<hardware, music> A type of sound generator often built in a sound card. A wavetable contains digitised samples of real instrument sounds or effect (FX) sounds. A wavetable chip often also contains a drum kit sound to faciliate rhythm accompaniment.
A recorded wavetable sound may be edited and enhanced by various effects (reverb, chorus) and layered with other waveforms before writing it to ROM or RAM. The latter type serves as user sound memory.
A wavetable generator is typically controlled by MIDI input. When a MIDI note-on signal is detected, the output part of a wavetable generator generates a sound with definitive pitch, typically a musical note.
Wavetable sounds are used in games and music. The more realistic wavetable sounds have all but replaced the earlier synthetic FM (frequency modulation) sound generation in sound cards but to ensure compatibility with older games etc., an FM part is usually included.
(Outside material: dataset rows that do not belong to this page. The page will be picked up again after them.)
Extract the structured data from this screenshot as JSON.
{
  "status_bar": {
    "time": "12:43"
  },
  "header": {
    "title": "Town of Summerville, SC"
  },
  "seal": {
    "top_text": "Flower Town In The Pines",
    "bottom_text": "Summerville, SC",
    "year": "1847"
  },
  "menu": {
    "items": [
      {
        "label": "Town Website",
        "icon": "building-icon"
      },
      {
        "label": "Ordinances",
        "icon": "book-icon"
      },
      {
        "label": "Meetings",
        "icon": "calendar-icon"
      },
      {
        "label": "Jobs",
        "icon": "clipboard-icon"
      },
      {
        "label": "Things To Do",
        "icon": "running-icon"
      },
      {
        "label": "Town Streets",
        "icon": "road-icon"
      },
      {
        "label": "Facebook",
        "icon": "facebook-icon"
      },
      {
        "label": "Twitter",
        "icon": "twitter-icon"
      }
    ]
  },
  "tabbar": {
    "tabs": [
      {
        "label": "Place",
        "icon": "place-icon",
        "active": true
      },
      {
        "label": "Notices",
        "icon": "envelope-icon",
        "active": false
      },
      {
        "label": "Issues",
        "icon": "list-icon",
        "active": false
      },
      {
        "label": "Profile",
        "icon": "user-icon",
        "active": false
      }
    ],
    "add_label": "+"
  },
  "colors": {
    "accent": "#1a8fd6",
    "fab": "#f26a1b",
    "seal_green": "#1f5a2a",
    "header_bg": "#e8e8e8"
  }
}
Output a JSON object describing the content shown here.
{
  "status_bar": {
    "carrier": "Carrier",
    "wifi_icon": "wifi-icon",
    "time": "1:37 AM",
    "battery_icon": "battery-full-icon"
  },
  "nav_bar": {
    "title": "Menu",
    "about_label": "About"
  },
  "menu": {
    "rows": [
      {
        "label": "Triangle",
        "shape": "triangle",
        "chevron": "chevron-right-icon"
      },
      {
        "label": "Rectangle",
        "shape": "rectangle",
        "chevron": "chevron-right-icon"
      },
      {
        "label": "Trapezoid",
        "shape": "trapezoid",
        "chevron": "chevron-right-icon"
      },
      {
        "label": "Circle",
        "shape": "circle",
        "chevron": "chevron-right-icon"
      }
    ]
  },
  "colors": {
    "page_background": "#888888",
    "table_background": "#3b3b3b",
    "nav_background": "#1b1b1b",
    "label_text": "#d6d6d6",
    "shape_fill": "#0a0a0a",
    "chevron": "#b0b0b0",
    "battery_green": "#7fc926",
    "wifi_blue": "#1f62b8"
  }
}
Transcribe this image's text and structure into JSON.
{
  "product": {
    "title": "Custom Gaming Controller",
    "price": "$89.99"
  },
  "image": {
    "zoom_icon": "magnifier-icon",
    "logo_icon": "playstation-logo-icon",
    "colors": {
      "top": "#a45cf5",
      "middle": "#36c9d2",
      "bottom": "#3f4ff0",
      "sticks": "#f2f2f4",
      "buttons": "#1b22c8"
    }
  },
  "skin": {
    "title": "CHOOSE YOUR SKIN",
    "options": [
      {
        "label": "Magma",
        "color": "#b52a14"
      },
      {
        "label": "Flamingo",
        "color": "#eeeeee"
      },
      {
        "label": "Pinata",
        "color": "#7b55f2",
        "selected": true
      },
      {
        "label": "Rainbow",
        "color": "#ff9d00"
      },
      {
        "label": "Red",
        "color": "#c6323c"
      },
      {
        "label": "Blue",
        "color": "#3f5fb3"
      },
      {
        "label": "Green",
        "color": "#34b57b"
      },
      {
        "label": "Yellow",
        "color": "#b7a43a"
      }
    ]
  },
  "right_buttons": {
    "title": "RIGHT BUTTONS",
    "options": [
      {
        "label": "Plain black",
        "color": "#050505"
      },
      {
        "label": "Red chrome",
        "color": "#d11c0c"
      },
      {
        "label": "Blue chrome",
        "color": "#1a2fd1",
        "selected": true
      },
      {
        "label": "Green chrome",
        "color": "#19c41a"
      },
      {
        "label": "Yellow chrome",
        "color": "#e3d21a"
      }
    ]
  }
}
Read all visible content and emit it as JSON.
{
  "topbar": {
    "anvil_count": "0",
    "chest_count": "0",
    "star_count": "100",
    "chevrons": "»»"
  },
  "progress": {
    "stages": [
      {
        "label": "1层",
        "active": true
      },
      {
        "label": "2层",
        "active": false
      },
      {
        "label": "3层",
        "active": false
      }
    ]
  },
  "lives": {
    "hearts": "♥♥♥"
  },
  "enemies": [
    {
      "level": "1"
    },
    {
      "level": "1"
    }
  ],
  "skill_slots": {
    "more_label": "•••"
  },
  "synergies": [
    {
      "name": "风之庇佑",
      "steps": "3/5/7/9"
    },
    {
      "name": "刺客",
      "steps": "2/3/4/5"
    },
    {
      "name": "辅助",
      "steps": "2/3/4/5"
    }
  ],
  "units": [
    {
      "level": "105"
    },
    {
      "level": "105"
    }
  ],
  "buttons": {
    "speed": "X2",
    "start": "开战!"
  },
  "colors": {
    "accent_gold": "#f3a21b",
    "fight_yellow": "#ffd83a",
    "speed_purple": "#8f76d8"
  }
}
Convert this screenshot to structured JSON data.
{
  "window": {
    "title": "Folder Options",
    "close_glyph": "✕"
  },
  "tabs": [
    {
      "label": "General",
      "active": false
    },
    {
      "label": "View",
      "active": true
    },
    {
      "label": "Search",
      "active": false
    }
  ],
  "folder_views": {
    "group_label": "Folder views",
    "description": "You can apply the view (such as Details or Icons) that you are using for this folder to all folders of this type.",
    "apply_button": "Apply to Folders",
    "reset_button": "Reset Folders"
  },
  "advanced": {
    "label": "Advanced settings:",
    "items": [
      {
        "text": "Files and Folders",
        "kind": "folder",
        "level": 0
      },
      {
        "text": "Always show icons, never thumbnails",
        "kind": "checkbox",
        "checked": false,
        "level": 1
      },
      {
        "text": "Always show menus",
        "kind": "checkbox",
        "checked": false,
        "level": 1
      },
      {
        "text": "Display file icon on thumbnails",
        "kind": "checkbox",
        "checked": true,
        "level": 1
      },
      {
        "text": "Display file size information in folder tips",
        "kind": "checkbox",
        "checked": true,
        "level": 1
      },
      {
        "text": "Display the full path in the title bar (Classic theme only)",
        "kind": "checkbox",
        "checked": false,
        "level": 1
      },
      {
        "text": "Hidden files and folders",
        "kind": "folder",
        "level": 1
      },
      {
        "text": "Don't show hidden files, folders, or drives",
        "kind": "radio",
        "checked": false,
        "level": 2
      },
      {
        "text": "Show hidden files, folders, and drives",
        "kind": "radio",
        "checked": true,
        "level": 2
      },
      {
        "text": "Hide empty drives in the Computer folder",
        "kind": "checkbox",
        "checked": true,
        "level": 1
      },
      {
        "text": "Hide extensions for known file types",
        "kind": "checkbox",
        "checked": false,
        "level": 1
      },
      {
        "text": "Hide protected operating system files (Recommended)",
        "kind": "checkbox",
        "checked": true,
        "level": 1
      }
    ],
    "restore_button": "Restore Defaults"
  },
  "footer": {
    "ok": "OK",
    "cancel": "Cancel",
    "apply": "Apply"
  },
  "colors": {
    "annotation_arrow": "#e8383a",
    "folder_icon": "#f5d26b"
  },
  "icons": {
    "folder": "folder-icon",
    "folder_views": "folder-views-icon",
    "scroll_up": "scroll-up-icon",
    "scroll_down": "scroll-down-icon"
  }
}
The best known wavetable sound generators includes the E-mu 8000 chip, used in Creative Labs' Sound Blaster AWE-32 card family and in E-mu keyboards. Other wavetable cards are Gravis Ultra-Sound (GUS), ESS Cards, Opti, Zoltrix and many Roland cards.